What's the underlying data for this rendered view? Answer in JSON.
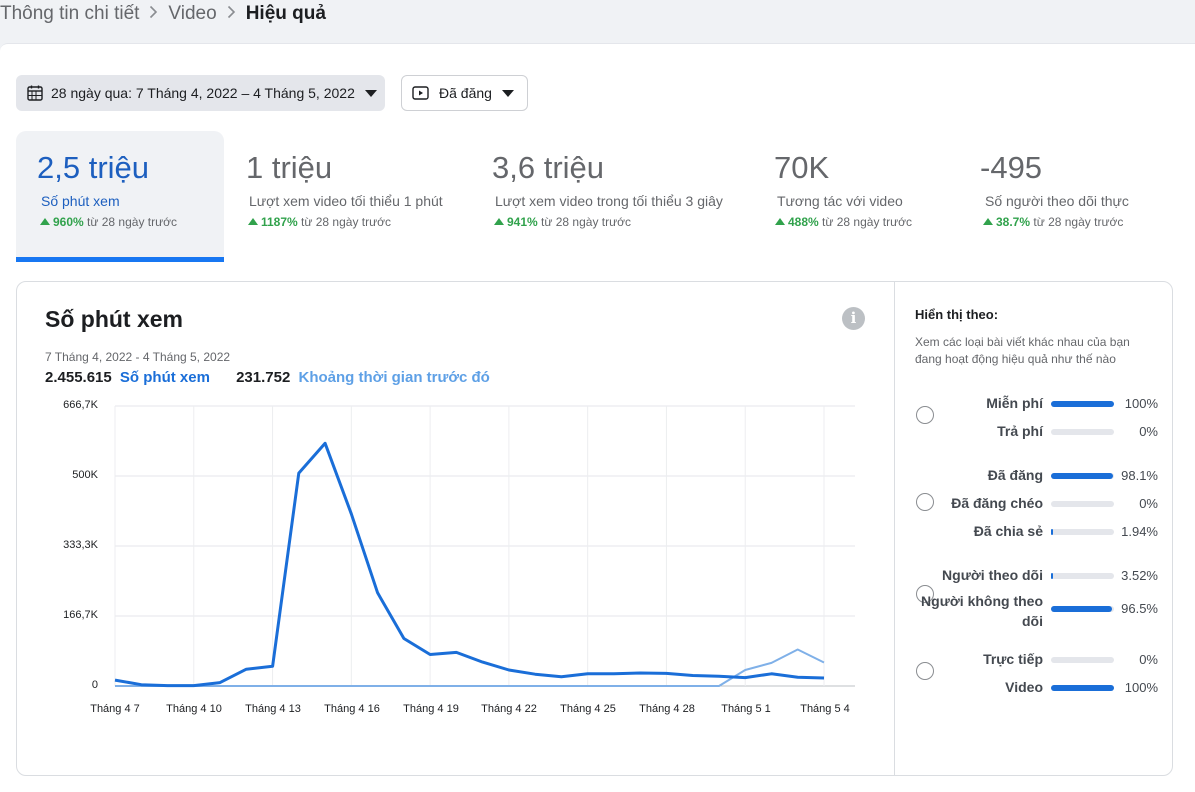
{
  "breadcrumb": {
    "items": [
      "Thông tin chi tiết",
      "Video",
      "Hiệu quả"
    ]
  },
  "filters": {
    "date_range": "28 ngày qua: 7 Tháng 4, 2022 – 4 Tháng 5, 2022",
    "status": "Đã đăng"
  },
  "metrics": [
    {
      "value": "2,5 triệu",
      "label": "Số phút xem",
      "change": "960%",
      "change_suffix": "từ 28 ngày trước"
    },
    {
      "value": "1 triệu",
      "label": "Lượt xem video tối thiểu 1 phút",
      "change": "1187%",
      "change_suffix": "từ 28 ngày trước"
    },
    {
      "value": "3,6 triệu",
      "label": "Lượt xem video trong tối thiểu 3 giây",
      "change": "941%",
      "change_suffix": "từ 28 ngày trước"
    },
    {
      "value": "70K",
      "label": "Tương tác với video",
      "change": "488%",
      "change_suffix": "từ 28 ngày trước"
    },
    {
      "value": "-495",
      "label": "Số người theo dõi thực",
      "change": "38.7%",
      "change_suffix": "từ 28 ngày trước"
    }
  ],
  "chart_section": {
    "title": "Số phút xem",
    "date_range": "7 Tháng 4, 2022 - 4 Tháng 5, 2022",
    "current_total": "2.455.615",
    "current_label": "Số phút xem",
    "previous_total": "231.752",
    "previous_label": "Khoảng thời gian trước đó",
    "info_icon": "i"
  },
  "chart_data": {
    "type": "line",
    "x": [
      "Tháng 4 7",
      "Tháng 4 8",
      "Tháng 4 9",
      "Tháng 4 10",
      "Tháng 4 11",
      "Tháng 4 12",
      "Tháng 4 13",
      "Tháng 4 14",
      "Tháng 4 15",
      "Tháng 4 16",
      "Tháng 4 17",
      "Tháng 4 18",
      "Tháng 4 19",
      "Tháng 4 20",
      "Tháng 4 21",
      "Tháng 4 22",
      "Tháng 4 23",
      "Tháng 4 24",
      "Tháng 4 25",
      "Tháng 4 26",
      "Tháng 4 27",
      "Tháng 4 28",
      "Tháng 4 29",
      "Tháng 4 30",
      "Tháng 5 1",
      "Tháng 5 2",
      "Tháng 5 3",
      "Tháng 5 4"
    ],
    "x_tick_labels": [
      "Tháng 4 7",
      "Tháng 4 10",
      "Tháng 4 13",
      "Tháng 4 16",
      "Tháng 4 19",
      "Tháng 4 22",
      "Tháng 4 25",
      "Tháng 4 28",
      "Tháng 5 1",
      "Tháng 5 4"
    ],
    "series": [
      {
        "name": "Số phút xem",
        "color": "#1a6ed8",
        "values": [
          14000,
          3000,
          1000,
          1000,
          8000,
          40000,
          47000,
          507000,
          578000,
          410000,
          222000,
          113000,
          75000,
          80000,
          57000,
          38000,
          28000,
          22000,
          29000,
          29000,
          31000,
          30000,
          25000,
          23000,
          20000,
          29000,
          21000,
          19000
        ]
      },
      {
        "name": "Khoảng thời gian trước đó",
        "color": "#7fb0e8",
        "values": [
          0,
          0,
          0,
          0,
          0,
          0,
          0,
          0,
          0,
          0,
          0,
          0,
          0,
          0,
          0,
          0,
          0,
          0,
          0,
          0,
          0,
          0,
          0,
          0,
          38000,
          55000,
          87000,
          56000
        ]
      }
    ],
    "y_tick_labels": [
      "666,7K",
      "500K",
      "333,3K",
      "166,7K",
      "0"
    ],
    "y_ticks": [
      666700,
      500000,
      333300,
      166700,
      0
    ],
    "ylim": [
      0,
      666700
    ],
    "grid": true
  },
  "breakdown": {
    "title": "Hiển thị theo:",
    "description": "Xem các loại bài viết khác nhau của bạn đang hoạt động hiệu quả như thế nào",
    "groups": [
      {
        "rows": [
          {
            "label": "Miễn phí",
            "pct": "100%",
            "fraction": 1.0
          },
          {
            "label": "Trả phí",
            "pct": "0%",
            "fraction": 0.0
          }
        ]
      },
      {
        "rows": [
          {
            "label": "Đã đăng",
            "pct": "98.1%",
            "fraction": 0.981
          },
          {
            "label": "Đã đăng chéo",
            "pct": "0%",
            "fraction": 0.0
          },
          {
            "label": "Đã chia sẻ",
            "pct": "1.94%",
            "fraction": 0.0194
          }
        ]
      },
      {
        "rows": [
          {
            "label": "Người theo dõi",
            "pct": "3.52%",
            "fraction": 0.0352
          },
          {
            "label": "Người không theo dõi",
            "pct": "96.5%",
            "fraction": 0.965
          }
        ]
      },
      {
        "rows": [
          {
            "label": "Trực tiếp",
            "pct": "0%",
            "fraction": 0.0
          },
          {
            "label": "Video",
            "pct": "100%",
            "fraction": 1.0
          }
        ]
      }
    ]
  }
}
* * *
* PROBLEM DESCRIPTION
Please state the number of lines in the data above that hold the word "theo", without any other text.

* YOUR RESPONSE
4